The period of grace lasted around 3 and a half months, but the lease on life originating from this age was extended over almost 6 years and incorporated the obligatory and inevitable death by way of a broken heart.
When the lease reached its undistinguished end and time was really up, the woman in the corridor stopped and turned to face the music... what was that song? It is forgotten now, but at the time it brought alive a ghost from the past, the sight of which affected her heart like a break in the sky made by lightening. Many songs had this effect for quite some time following the great divorce. The ghost stared at who the woman had become and, for the period of its manifestation, the memory of her former self, the life she had lost, and the person who had somehow died for her, were more vivid than her real life.
That poor ghost of John, how often he came, how sad he had looked in days past. She punished herself for his pain relentlessly, and felt a thousand times the loss of him from her life. How love could be so blind was a mystery of tragic dimensions, or perhaps a tragedy of mysterious dimensions. She would never know how keenly he had felt the loss of her as his other side and nor would he remember how her life had been delivered into his hands, even though it was he who had led her to the river and broken bread in the sunshine, without word or explanation about how or why things are the way things are.

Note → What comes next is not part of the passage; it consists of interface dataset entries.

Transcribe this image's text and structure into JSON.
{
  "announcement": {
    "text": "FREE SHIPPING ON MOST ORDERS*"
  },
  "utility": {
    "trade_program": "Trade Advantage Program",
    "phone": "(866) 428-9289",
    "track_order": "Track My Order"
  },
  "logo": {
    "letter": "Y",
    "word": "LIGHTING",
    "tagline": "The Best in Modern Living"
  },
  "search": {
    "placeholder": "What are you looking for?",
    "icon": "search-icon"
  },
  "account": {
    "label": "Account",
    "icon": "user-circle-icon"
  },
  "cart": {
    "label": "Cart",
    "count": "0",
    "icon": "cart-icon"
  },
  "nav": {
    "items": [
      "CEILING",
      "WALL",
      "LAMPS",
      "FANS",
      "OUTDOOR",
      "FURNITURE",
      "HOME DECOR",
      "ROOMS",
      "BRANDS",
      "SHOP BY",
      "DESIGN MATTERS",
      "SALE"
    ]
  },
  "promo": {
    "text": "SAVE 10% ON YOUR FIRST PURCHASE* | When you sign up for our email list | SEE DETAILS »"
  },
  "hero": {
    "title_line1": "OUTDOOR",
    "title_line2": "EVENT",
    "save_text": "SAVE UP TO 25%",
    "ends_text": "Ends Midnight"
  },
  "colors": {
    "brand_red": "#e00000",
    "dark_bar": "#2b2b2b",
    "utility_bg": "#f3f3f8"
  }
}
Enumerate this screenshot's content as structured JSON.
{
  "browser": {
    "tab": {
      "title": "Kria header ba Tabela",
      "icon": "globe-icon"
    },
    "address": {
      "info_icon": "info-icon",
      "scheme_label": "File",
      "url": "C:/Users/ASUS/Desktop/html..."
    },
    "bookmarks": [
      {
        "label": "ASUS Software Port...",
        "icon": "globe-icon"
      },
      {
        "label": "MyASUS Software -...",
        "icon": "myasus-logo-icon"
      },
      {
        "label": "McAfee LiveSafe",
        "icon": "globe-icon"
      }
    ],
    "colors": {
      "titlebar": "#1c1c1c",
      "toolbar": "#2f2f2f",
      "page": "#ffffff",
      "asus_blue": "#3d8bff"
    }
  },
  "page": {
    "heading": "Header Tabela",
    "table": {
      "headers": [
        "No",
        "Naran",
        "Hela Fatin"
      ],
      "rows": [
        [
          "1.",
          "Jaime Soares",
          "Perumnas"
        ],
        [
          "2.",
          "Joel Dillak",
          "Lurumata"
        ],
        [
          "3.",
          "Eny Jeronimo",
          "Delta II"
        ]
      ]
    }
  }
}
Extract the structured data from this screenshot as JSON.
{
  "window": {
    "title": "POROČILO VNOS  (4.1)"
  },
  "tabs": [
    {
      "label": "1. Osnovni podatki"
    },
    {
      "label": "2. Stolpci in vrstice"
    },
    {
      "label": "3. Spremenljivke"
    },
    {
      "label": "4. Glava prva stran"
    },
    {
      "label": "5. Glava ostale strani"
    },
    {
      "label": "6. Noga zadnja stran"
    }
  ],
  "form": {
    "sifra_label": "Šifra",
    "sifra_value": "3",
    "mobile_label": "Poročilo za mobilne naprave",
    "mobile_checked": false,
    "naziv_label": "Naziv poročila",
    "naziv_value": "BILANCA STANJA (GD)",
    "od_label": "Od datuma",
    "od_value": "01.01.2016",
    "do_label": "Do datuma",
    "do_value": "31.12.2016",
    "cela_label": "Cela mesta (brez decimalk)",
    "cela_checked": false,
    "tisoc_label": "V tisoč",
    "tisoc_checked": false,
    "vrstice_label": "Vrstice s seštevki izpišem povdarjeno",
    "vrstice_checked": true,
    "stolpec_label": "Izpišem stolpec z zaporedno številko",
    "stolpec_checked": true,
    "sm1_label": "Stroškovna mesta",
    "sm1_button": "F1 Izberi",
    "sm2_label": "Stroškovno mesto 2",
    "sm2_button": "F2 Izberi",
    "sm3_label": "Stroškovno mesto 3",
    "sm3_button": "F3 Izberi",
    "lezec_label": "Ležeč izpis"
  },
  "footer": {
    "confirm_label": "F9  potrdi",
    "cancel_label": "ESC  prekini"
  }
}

In time, however, the wounds inflicted on both hearts would heal and be restored; soothed by the redemption of new love when it returned in the autumn of a past life, before the spring of the afterlife, when the mercy of God with his gift of consolation bestowed forgiveness for all of those lost and troubled years. Thus was the return to innocence.